### What to do
Please retype the data below line for line and leave out every picture.

### Records to use
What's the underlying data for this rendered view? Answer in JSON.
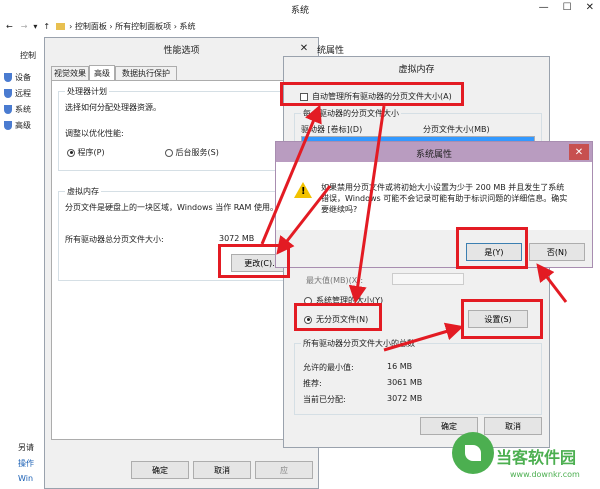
{
  "system_window": {
    "title": "系统",
    "breadcrumb": [
      "控制面板",
      "所有控制面板项",
      "系统"
    ],
    "sidebar_top": "控制",
    "sidebar_items": [
      "设备",
      "远程",
      "系统",
      "高级"
    ],
    "sidebar_bottom": [
      "另请",
      "操作",
      "Win"
    ]
  },
  "perf_dialog": {
    "title": "性能选项",
    "tabs": [
      "视觉效果",
      "高级",
      "数据执行保护"
    ],
    "processor_group": "处理器计划",
    "processor_desc": "选择如何分配处理器资源。",
    "optimize_label": "调整以优化性能:",
    "option_programs": "程序(P)",
    "option_background": "后台服务(S)",
    "vm_group": "虚拟内存",
    "vm_desc": "分页文件是硬盘上的一块区域，Windows 当作 RAM 使用。",
    "vm_total_label": "所有驱动器总分页文件大小:",
    "vm_total_value": "3072 MB",
    "change_button": "更改(C)...",
    "ok_button": "确定",
    "cancel_button": "取消",
    "apply_button": "应"
  },
  "sysprops_back": {
    "title_fragment": "统属性"
  },
  "vm_dialog": {
    "title": "虚拟内存",
    "auto_manage": "自动管理所有驱动器的分页文件大小(A)",
    "per_drive_label": "每个驱动器的分页文件大小",
    "col_drive": "驱动器 [卷标](D)",
    "col_size": "分页文件大小(MB)",
    "max_size_label": "最大值(MB)(X):",
    "system_managed": "系统管理的大小(Y)",
    "no_paging": "无分页文件(N)",
    "set_button": "设置(S)",
    "totals_group": "所有驱动器分页文件大小的总数",
    "min_allowed_label": "允许的最小值:",
    "min_allowed_value": "16 MB",
    "recommended_label": "推荐:",
    "recommended_value": "3061 MB",
    "current_label": "当前已分配:",
    "current_value": "3072 MB",
    "ok_button": "确定",
    "cancel_button": "取消"
  },
  "warning_dialog": {
    "title": "系统属性",
    "message": "如果禁用分页文件或将初始大小设置为少于 200 MB 并且发生了系统错误，Windows 可能不会记录可能有助于标识问题的详细信息。确实要继续吗?",
    "yes_button": "是(Y)",
    "no_button": "否(N)"
  },
  "watermark": {
    "line1": "当客软件园",
    "line2": "www.downkr.com"
  },
  "colors": {
    "annotation_red": "#e31b23",
    "warning_title_bg": "#b99cc0",
    "selected_row": "#3399ff",
    "watermark_green": "#4caf50"
  }
}
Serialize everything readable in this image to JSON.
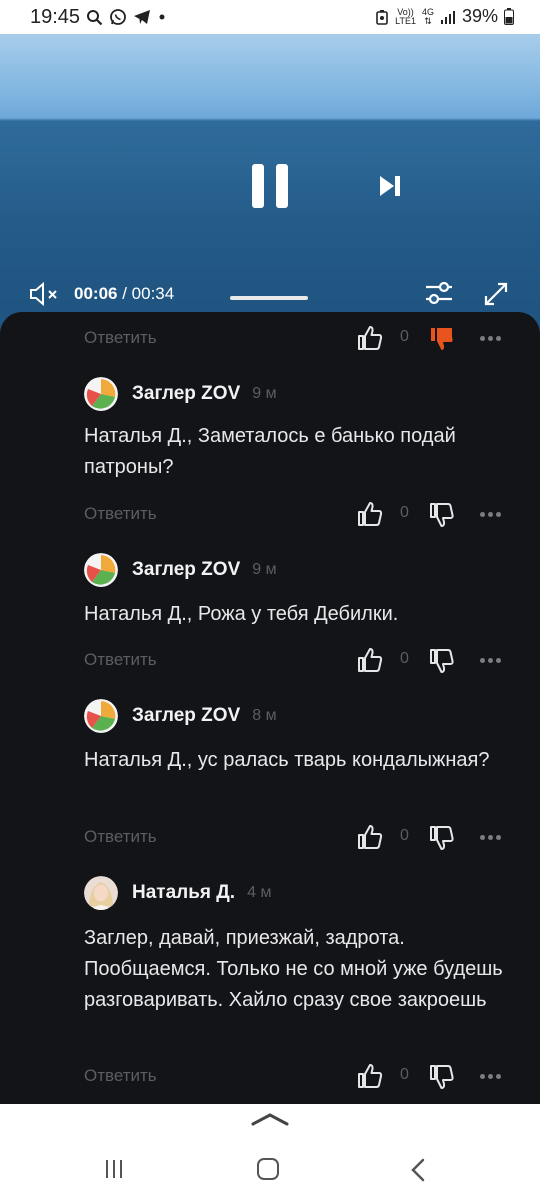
{
  "status_bar": {
    "time": "19:45",
    "left_icons": [
      "search-icon",
      "whatsapp-icon",
      "telegram-icon",
      "dot-icon"
    ],
    "volte_top": "Vo))",
    "volte_bottom": "LTE1",
    "network": "4G",
    "battery_percent": "39%"
  },
  "video": {
    "current_time": "00:06",
    "separator": " / ",
    "duration": "00:34",
    "progress": 0.18
  },
  "comments": [
    {
      "author": "Заглер ZOV",
      "age": "9 м",
      "text": "Наталья Д., Заметалось е банько подай патроны?",
      "likes": "0"
    },
    {
      "author": "Заглер ZOV",
      "age": "9 м",
      "text": "Наталья Д., Рожа у тебя Дебилки.",
      "likes": "0"
    },
    {
      "author": "Заглер ZOV",
      "age": "8 м",
      "text": "Наталья Д., ус ралась тварь кондалыжная?",
      "likes": "0"
    },
    {
      "author": "Наталья Д.",
      "age": "4 м",
      "text": "Заглер, давай, приезжай, задрота. Пообщаемся. Только не со мной уже будешь разговаривать. Хайло сразу свое закроешь",
      "likes": "0"
    }
  ],
  "top_action": {
    "reply": "Ответить",
    "likes": "0",
    "dislike_active": true
  },
  "reply_label": "Ответить",
  "colors": {
    "panel_bg": "#131418",
    "muted": "#5b5d63",
    "dislike_active": "#e8541e"
  }
}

### Result of the exercise
What's the underlying data for this rendered view? Answer in JSON.
{
  "system_window": {
    "title": "系统",
    "breadcrumb": [
      "控制面板",
      "所有控制面板项",
      "系统"
    ],
    "sidebar_top": "控制",
    "sidebar_items": [
      "设备",
      "远程",
      "系统",
      "高级"
    ],
    "sidebar_bottom": [
      "另请",
      "操作",
      "Win"
    ]
  },
  "perf_dialog": {
    "title": "性能选项",
    "tabs": [
      "视觉效果",
      "高级",
      "数据执行保护"
    ],
    "processor_group": "处理器计划",
    "processor_desc": "选择如何分配处理器资源。",
    "optimize_label": "调整以优化性能:",
    "option_programs": "程序(P)",
    "option_background": "后台服务(S)",
    "vm_group": "虚拟内存",
    "vm_desc": "分页文件是硬盘上的一块区域，Windows 当作 RAM 使用。",
    "vm_total_label": "所有驱动器总分页文件大小:",
    "vm_total_value": "3072 MB",
    "change_button": "更改(C)...",
    "ok_button": "确定",
    "cancel_button": "取消",
    "apply_button": "应"
  },
  "sysprops_back": {
    "title_fragment": "统属性"
  },
  "vm_dialog": {
    "title": "虚拟内存",
    "auto_manage": "自动管理所有驱动器的分页文件大小(A)",
    "per_drive_label": "每个驱动器的分页文件大小",
    "col_drive": "驱动器 [卷标](D)",
    "col_size": "分页文件大小(MB)",
    "max_size_label": "最大值(MB)(X):",
    "system_managed": "系统管理的大小(Y)",
    "no_paging": "无分页文件(N)",
    "set_button": "设置(S)",
    "totals_group": "所有驱动器分页文件大小的总数",
    "min_allowed_label": "允许的最小值:",
    "min_allowed_value": "16 MB",
    "recommended_label": "推荐:",
    "recommended_value": "3061 MB",
    "current_label": "当前已分配:",
    "current_value": "3072 MB",
    "ok_button": "确定",
    "cancel_button": "取消"
  },
  "warning_dialog": {
    "title": "系统属性",
    "message": "如果禁用分页文件或将初始大小设置为少于 200 MB 并且发生了系统错误，Windows 可能不会记录可能有助于标识问题的详细信息。确实要继续吗?",
    "yes_button": "是(Y)",
    "no_button": "否(N)"
  },
  "watermark": {
    "line1": "当客软件园",
    "line2": "www.downkr.com"
  },
  "colors": {
    "annotation_red": "#e31b23",
    "warning_title_bg": "#b99cc0",
    "selected_row": "#3399ff",
    "watermark_green": "#4caf50"
  }
}
Serialize everything readable in this image to JSON.
{
  "status_bar": {
    "time": "19:45",
    "left_icons": [
      "search-icon",
      "whatsapp-icon",
      "telegram-icon",
      "dot-icon"
    ],
    "volte_top": "Vo))",
    "volte_bottom": "LTE1",
    "network": "4G",
    "battery_percent": "39%"
  },
  "video": {
    "current_time": "00:06",
    "separator": " / ",
    "duration": "00:34",
    "progress": 0.18
  },
  "comments": [
    {
      "author": "Заглер ZOV",
      "age": "9 м",
      "text": "Наталья Д., Заметалось е банько подай патроны?",
      "likes": "0"
    },
    {
      "author": "Заглер ZOV",
      "age": "9 м",
      "text": "Наталья Д., Рожа у тебя Дебилки.",
      "likes": "0"
    },
    {
      "author": "Заглер ZOV",
      "age": "8 м",
      "text": "Наталья Д., ус ралась тварь кондалыжная?",
      "likes": "0"
    },
    {
      "author": "Наталья Д.",
      "age": "4 м",
      "text": "Заглер, давай, приезжай, задрота. Пообщаемся. Только не со мной уже будешь разговаривать. Хайло сразу свое закроешь",
      "likes": "0"
    }
  ],
  "top_action": {
    "reply": "Ответить",
    "likes": "0",
    "dislike_active": true
  },
  "reply_label": "Ответить",
  "colors": {
    "panel_bg": "#131418",
    "muted": "#5b5d63",
    "dislike_active": "#e8541e"
  }
}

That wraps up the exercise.